Work instruction
For each line below, check for "JSON"; give only the total of lines where it occurs.
(Records supplied begins)
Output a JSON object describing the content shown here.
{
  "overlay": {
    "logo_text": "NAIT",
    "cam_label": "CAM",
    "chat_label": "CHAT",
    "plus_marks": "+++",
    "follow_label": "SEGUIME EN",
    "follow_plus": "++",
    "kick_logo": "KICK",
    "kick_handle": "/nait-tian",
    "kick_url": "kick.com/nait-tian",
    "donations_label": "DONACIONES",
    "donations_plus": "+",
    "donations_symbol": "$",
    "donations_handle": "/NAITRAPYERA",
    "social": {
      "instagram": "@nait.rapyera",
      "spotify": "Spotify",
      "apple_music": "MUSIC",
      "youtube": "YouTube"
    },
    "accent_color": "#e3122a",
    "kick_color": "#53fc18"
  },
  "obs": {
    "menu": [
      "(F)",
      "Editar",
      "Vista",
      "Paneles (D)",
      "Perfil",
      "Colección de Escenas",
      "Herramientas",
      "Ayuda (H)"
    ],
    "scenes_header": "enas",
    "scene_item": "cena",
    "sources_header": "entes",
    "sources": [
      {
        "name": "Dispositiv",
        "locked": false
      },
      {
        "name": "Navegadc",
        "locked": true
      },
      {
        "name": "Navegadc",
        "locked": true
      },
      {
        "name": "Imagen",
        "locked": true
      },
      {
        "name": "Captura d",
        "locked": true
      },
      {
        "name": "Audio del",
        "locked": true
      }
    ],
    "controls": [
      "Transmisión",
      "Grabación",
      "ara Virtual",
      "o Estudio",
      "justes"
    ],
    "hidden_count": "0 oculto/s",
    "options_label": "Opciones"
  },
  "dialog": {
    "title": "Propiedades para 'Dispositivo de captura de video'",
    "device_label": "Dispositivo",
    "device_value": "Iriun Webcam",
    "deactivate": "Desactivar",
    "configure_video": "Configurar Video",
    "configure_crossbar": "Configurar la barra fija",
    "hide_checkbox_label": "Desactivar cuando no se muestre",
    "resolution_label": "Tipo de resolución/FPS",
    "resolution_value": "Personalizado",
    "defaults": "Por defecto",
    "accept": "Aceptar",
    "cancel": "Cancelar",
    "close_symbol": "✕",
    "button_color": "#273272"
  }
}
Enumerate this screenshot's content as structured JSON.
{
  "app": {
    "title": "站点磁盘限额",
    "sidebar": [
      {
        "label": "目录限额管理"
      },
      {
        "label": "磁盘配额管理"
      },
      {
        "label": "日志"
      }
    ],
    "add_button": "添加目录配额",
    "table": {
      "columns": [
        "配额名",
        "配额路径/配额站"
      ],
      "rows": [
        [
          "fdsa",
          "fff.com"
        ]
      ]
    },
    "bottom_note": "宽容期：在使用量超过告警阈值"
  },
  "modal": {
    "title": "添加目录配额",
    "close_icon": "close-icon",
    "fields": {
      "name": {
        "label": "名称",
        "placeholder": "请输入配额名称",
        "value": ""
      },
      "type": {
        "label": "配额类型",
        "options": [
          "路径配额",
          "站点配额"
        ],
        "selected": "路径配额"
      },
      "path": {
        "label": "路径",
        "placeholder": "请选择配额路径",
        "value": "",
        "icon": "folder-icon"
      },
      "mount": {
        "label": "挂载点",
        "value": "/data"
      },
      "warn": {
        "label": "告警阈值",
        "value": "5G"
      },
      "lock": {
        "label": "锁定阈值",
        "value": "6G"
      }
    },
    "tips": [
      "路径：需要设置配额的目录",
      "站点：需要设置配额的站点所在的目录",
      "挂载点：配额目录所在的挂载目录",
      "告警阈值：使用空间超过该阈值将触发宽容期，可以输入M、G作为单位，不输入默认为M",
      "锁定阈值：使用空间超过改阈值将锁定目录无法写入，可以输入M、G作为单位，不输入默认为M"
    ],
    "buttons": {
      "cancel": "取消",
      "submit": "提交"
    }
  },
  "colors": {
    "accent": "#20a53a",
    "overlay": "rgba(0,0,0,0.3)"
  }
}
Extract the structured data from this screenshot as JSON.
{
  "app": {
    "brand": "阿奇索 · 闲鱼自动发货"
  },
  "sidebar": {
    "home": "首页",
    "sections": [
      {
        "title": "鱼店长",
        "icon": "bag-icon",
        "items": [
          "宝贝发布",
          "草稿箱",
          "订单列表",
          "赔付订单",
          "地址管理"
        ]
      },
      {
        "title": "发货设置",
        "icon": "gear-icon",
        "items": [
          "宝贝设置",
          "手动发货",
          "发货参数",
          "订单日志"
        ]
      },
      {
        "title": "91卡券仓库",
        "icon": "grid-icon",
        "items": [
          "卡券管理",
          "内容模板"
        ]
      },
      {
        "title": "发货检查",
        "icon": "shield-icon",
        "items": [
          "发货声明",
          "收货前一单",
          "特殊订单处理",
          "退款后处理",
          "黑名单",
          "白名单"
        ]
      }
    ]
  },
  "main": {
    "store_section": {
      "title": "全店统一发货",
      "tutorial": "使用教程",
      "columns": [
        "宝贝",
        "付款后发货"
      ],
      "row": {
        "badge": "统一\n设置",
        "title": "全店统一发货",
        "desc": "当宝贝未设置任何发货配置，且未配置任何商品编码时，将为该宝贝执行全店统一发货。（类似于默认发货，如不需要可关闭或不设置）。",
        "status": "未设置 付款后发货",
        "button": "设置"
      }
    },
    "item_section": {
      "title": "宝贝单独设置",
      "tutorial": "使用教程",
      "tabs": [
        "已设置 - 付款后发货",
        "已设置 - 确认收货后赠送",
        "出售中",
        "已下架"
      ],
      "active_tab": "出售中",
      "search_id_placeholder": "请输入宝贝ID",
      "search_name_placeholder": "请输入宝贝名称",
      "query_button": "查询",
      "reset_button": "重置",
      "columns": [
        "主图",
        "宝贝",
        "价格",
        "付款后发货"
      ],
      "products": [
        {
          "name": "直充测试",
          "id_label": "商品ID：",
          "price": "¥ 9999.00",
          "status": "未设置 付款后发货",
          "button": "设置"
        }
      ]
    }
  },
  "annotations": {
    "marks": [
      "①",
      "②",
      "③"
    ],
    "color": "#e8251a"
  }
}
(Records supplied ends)
Solved problem
3